A glimpse into the police state of Bihar from Madhubani
Unable to enforce physical distancing in villages, policemen are selectively arresting people and allowing some shopkeepers to open their shops while slapping false cases against others
Villagers in Madhubani were restive.
Their relatives quarantined in a village school were complaining of poor food and facilities. Sanitary facilities were inadequate and unhygienic. Water was in short supply. Food was inedible. It was also very hot.
Residents of village Padma were equally incensed. The quarantined people were taking their bath in the village pond, they complained. The fishing pond was also used for other purposes like washing clothes and the remaining villagers too had their bath in the pond. With people suspected of carrying the virus and quarantined also bathing in the pond, would spread the virus, they feared.
The village head or the Mukhia felt it prudent to call for an “Aam Sabha” or a general meeting. The loudspeaker at the Hanuman Temple was used to announce to the people the date and the time the next day.
The meeting, however, threatened to end in a fiasco. An unexpectedly large crowd had assembled and it was proving to be difficult to ensure physical distancing. Tempers were frayed and relatives of those who were quarantined and the rest of the villagers exchanged first words and it seemed they would soon come to blows.
The meeting was soon called off and people requested to leave. It was when people were dispersing that police from Ladania PS arrived in the village. They had four petty shopkeepers of the locality in custody for the crime of having opened their shop despite the lockdown.
The shopkeepers in custody, seeing fellow villagers, shouted for help. Several people reached out and pleaded on their behalf. The SHO ignored the pleas. But when one of the villagers, who had returned from Delhi leaving a cushy job behind, stepped up to point out that those shopkeepers were not the only ones to have opened their establishment, the shocked SHO reacted angrily and asked the young man, “Tu Neta Banega?” (So, you are trying to become a leader?”
Villagers present on the spot recalled that ‘Prashant Bhaiyya’ pleaded with the police saying that the arrested shopkeepers were very poor and wouldn’t have opened their outlets if they had a choice. And they were not alone. There were 20 other shops which were open at that very moment. “So, either arrest all of them or let these people off”.
“I’m making the request because if you book these people, they will be forced to borrow money from money-lenders,” said Prashant with folded hands.
The SHO shook with rage and again asked contemptuously if the young man thought himself to be a ‘big’ leader. “If asking questions amounts to Netagiri and if this is the only response you have, I will record your replies to my questions.”
The SHO then stepped out of the police vehicle and slapped the young man hard. Other policemen rained blows on him with their ‘lathi’. The villagers intervened and asked the policemen to behave.
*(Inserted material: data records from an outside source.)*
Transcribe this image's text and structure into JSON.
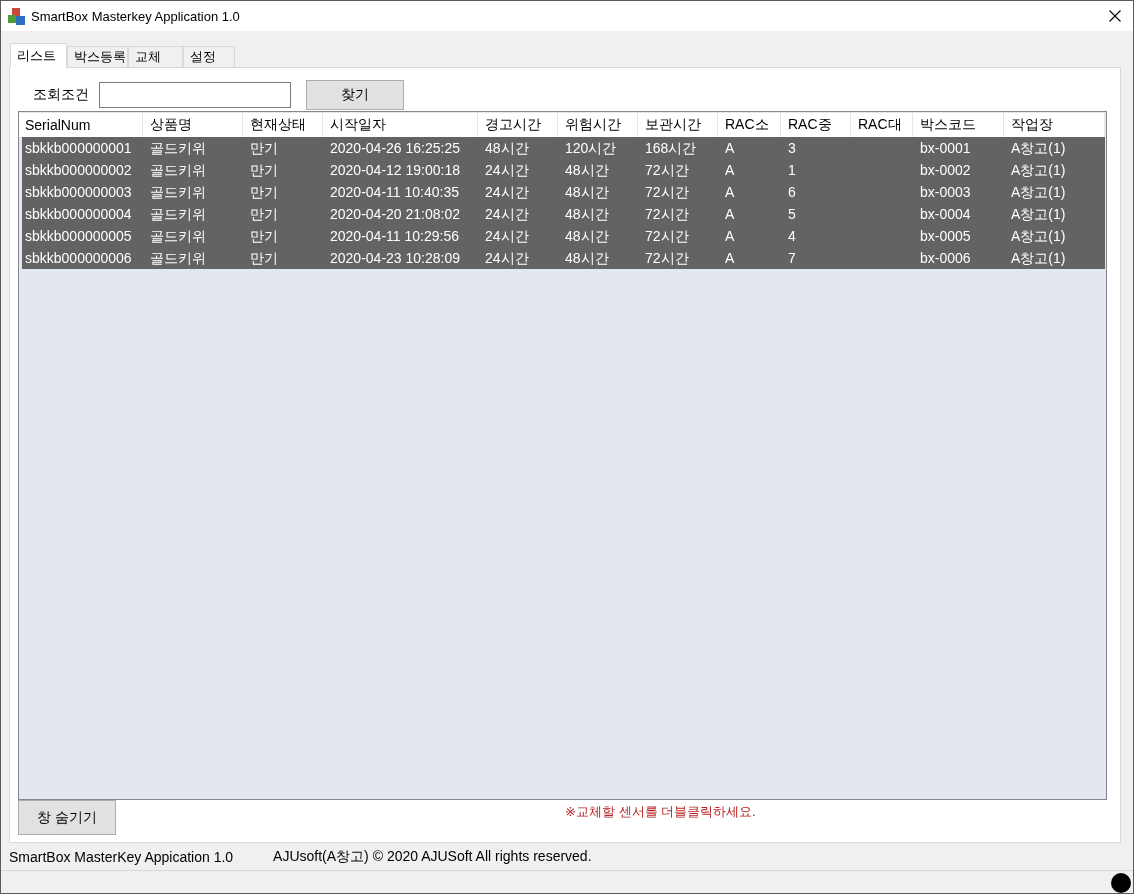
{
  "window": {
    "title": "SmartBox Masterkey Application 1.0"
  },
  "tabs": [
    {
      "label": "리스트",
      "selected": true
    },
    {
      "label": "박스등록",
      "selected": false
    },
    {
      "label": "교체",
      "selected": false
    },
    {
      "label": "설정",
      "selected": false
    }
  ],
  "search": {
    "label": "조회조건",
    "button": "찾기"
  },
  "table": {
    "columns": [
      "SerialNum",
      "상품명",
      "현재상태",
      "시작일자",
      "경고시간",
      "위험시간",
      "보관시간",
      "RAC소",
      "RAC중",
      "RAC대",
      "박스코드",
      "작업장"
    ],
    "rows": [
      {
        "selected": true,
        "cells": [
          "sbkkb000000001",
          "골드키위",
          "만기",
          "2020-04-26 16:25:25",
          "48시간",
          "120시간",
          "168시간",
          "A",
          "3",
          null,
          "bx-0001",
          "A창고(1)"
        ]
      },
      {
        "selected": true,
        "cells": [
          "sbkkb000000002",
          "골드키위",
          "만기",
          "2020-04-12 19:00:18",
          "24시간",
          "48시간",
          "72시간",
          "A",
          "1",
          null,
          "bx-0002",
          "A창고(1)"
        ]
      },
      {
        "selected": true,
        "cells": [
          "sbkkb000000003",
          "골드키위",
          "만기",
          "2020-04-11 10:40:35",
          "24시간",
          "48시간",
          "72시간",
          "A",
          "6",
          null,
          "bx-0003",
          "A창고(1)"
        ]
      },
      {
        "selected": true,
        "cells": [
          "sbkkb000000004",
          "골드키위",
          "만기",
          "2020-04-20 21:08:02",
          "24시간",
          "48시간",
          "72시간",
          "A",
          "5",
          null,
          "bx-0004",
          "A창고(1)"
        ]
      },
      {
        "selected": true,
        "cells": [
          "sbkkb000000005",
          "골드키위",
          "만기",
          "2020-04-11 10:29:56",
          "24시간",
          "48시간",
          "72시간",
          "A",
          "4",
          null,
          "bx-0005",
          "A창고(1)"
        ]
      },
      {
        "selected": true,
        "cells": [
          "sbkkb000000006",
          "골드키위",
          "만기",
          "2020-04-23 10:28:09",
          "24시간",
          "48시간",
          "72시간",
          "A",
          "7",
          null,
          "bx-0006",
          "A창고(1)"
        ]
      }
    ]
  },
  "hide_button": "창 숨기기",
  "hint": "※교체할 센서를 더블클릭하세요.",
  "status_bar": [
    "SmartBox MasterKey Appication 1.0",
    "AJUsoft(A창고) © 2020 AJUSoft All rights reserved."
  ]
}
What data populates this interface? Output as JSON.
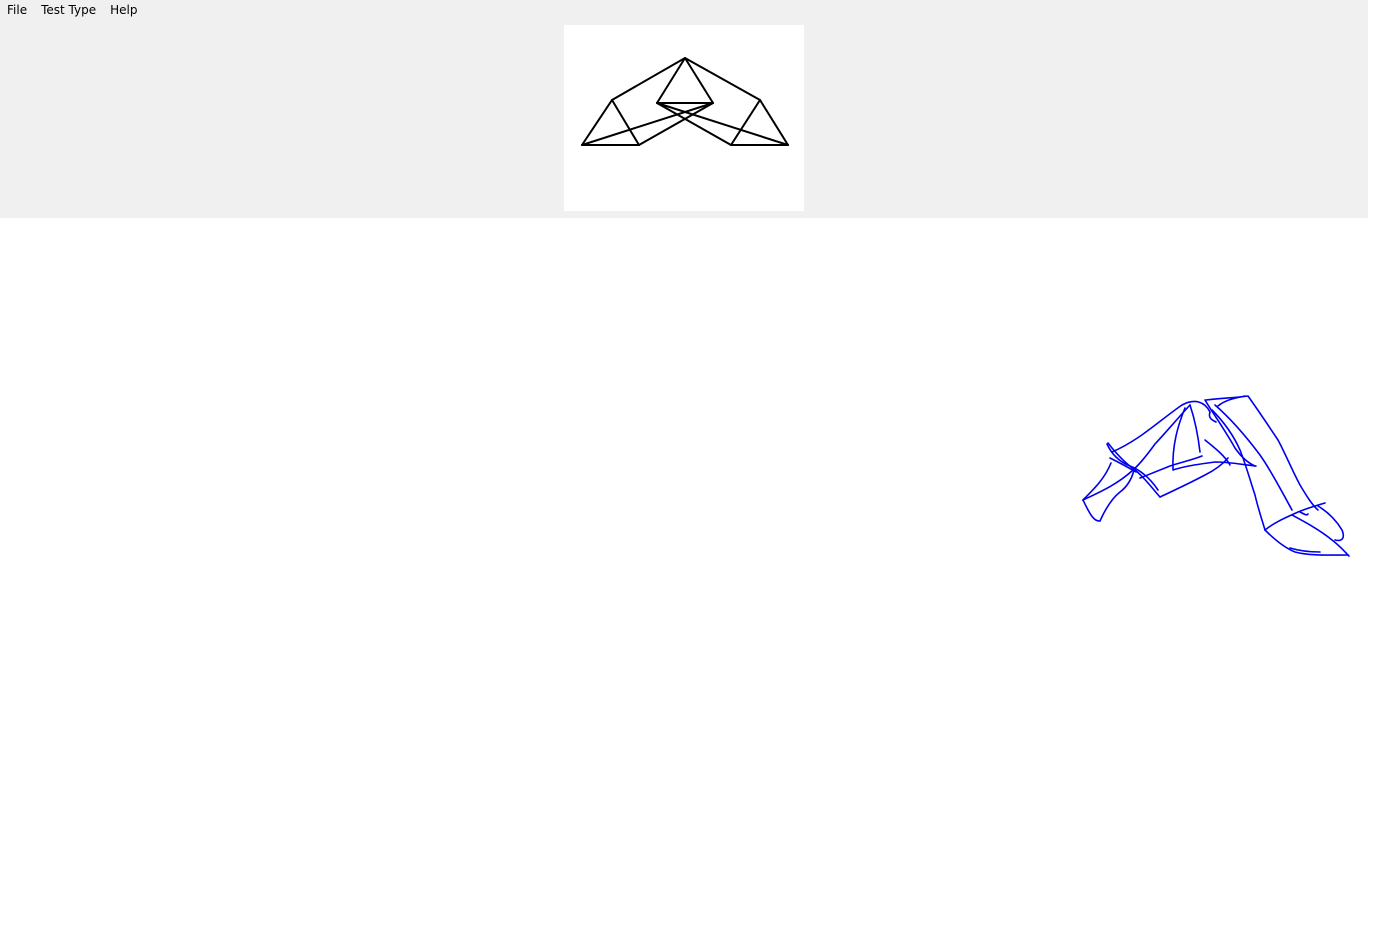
{
  "menubar": {
    "items": [
      {
        "label": "File"
      },
      {
        "label": "Test Type"
      },
      {
        "label": "Help"
      }
    ]
  },
  "reference_figure": {
    "stroke_color": "#000000"
  },
  "drawing_canvas": {
    "ink_color": "#0000ee"
  }
}
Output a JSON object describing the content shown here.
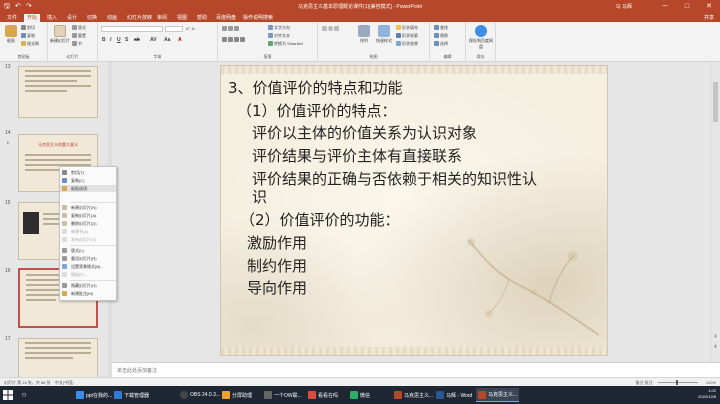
{
  "window": {
    "title": "马克思主义基本原理概论课件(1)[兼容模式] - PowerPoint",
    "user": "马 马辉",
    "controls": [
      "─",
      "□",
      "✕"
    ]
  },
  "ribbon_tabs": [
    {
      "label": "文件"
    },
    {
      "label": "开始",
      "active": true
    },
    {
      "label": "插入"
    },
    {
      "label": "设计"
    },
    {
      "label": "切换"
    },
    {
      "label": "动画"
    },
    {
      "label": "幻灯片放映"
    },
    {
      "label": "审阅"
    },
    {
      "label": "视图"
    },
    {
      "label": "帮助"
    },
    {
      "label": "百度网盘"
    },
    {
      "label": "操作说明搜索"
    }
  ],
  "share_label": "共享",
  "ribbon": {
    "clipboard": {
      "paste": "粘贴",
      "cut": "剪切",
      "copy": "复制",
      "format_painter": "格式刷",
      "label": "剪贴板"
    },
    "slides": {
      "new_slide": "新建幻灯片",
      "layout": "版式",
      "reset": "重置",
      "section": "节",
      "label": "幻灯片"
    },
    "font": {
      "label": "字体"
    },
    "paragraph": {
      "label": "段落",
      "text_direction": "文字方向",
      "align_text": "对齐文本",
      "convert_smartart": "转换为 SmartArt"
    },
    "drawing": {
      "arrange": "排列",
      "quick_styles": "快速样式",
      "shape_fill": "形状填充",
      "shape_outline": "形状轮廓",
      "shape_effects": "形状效果",
      "label": "绘图"
    },
    "editing": {
      "find": "查找",
      "replace": "替换",
      "select": "选择",
      "label": "编辑"
    },
    "save": {
      "button": "保存到百度网盘",
      "label": "保存"
    }
  },
  "thumbnails": [
    {
      "number": "13"
    },
    {
      "number": "14",
      "title": "马克思主义的重大意义"
    },
    {
      "number": "15"
    },
    {
      "number": "16"
    },
    {
      "number": "17"
    }
  ],
  "context_menu": [
    {
      "label": "剪切(T)"
    },
    {
      "label": "复制(C)"
    },
    {
      "label": "粘贴选项:",
      "highlighted": true
    },
    {
      "label": "新建幻灯片(N)"
    },
    {
      "label": "复制幻灯片(A)"
    },
    {
      "label": "删除幻灯片(D)"
    },
    {
      "label": "新增节(A)",
      "disabled": true
    },
    {
      "label": "发布幻灯片(S)",
      "disabled": true
    },
    {
      "label": "版式(L)"
    },
    {
      "label": "重设幻灯片(R)"
    },
    {
      "label": "设置背景格式(B)..."
    },
    {
      "label": "相册(P)...",
      "disabled": true
    },
    {
      "label": "隐藏幻灯片(H)"
    },
    {
      "label": "新建批注(M)"
    }
  ],
  "slide": {
    "lines": [
      "3、价值评价的特点和功能",
      "（1）价值评价的特点：",
      "评价以主体的价值关系为认识对象",
      "评价结果与评价主体有直接联系",
      "评价结果的正确与否依赖于相关的知识性认",
      "识",
      "（2）价值评价的功能：",
      "激励作用",
      "制约作用",
      "导向作用"
    ]
  },
  "notes_placeholder": "单击此处添加备注",
  "status": {
    "slide_info": "幻灯片 第 16 张，共 88 张",
    "language": "中文(中国)",
    "notes": "备注",
    "comments": "批注",
    "zoom": "100%"
  },
  "taskbar": {
    "items": [
      {
        "label": "ppt在我的..."
      },
      {
        "label": "下载管理器"
      },
      {
        "label": "OBS 24.0.3..."
      },
      {
        "label": "分屏助理"
      },
      {
        "label": "一个OW联..."
      },
      {
        "label": "看看在吗"
      },
      {
        "label": "微信"
      },
      {
        "label": "马克思主义..."
      },
      {
        "label": "马辉 - Word"
      },
      {
        "label": "马克思主义..."
      }
    ],
    "time": "1:02",
    "date": "2020/12/8"
  },
  "colors": {
    "accent": "#b7472a",
    "slide_background": "#f5efe0"
  }
}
Outnumbered and sensing the mood of the people, the policemen quickly drove away,
only to return with reinforcement.
The young man who had questioned police action was taken into custody and an FIR was lodged against him and 100 other unnamed persons for rioting, inflicting grievous injuries to the policemen and attacking public servants on duty.
The FIR curiously also invoked section 56 of the Disaster Management Act, which states: “Any officer upon whom the duty has been imposed by this Act refuses to perform his duty without the permission of his official superior or has other lawful excuse be liable for punishment which may extend to one year or with the fine,” applicable for public servants found wanting. Charges from Acts ‘in force only in the state of J & K’ before August 5 last year were also added.
While the young man, who came from a well-off family, managed to secure bail, the police raided the village at night after several days and arrested half a dozen more people in the same case.
Ironically, the four shopkeepers whose ‘arrest’ had led to the standoff remain at large.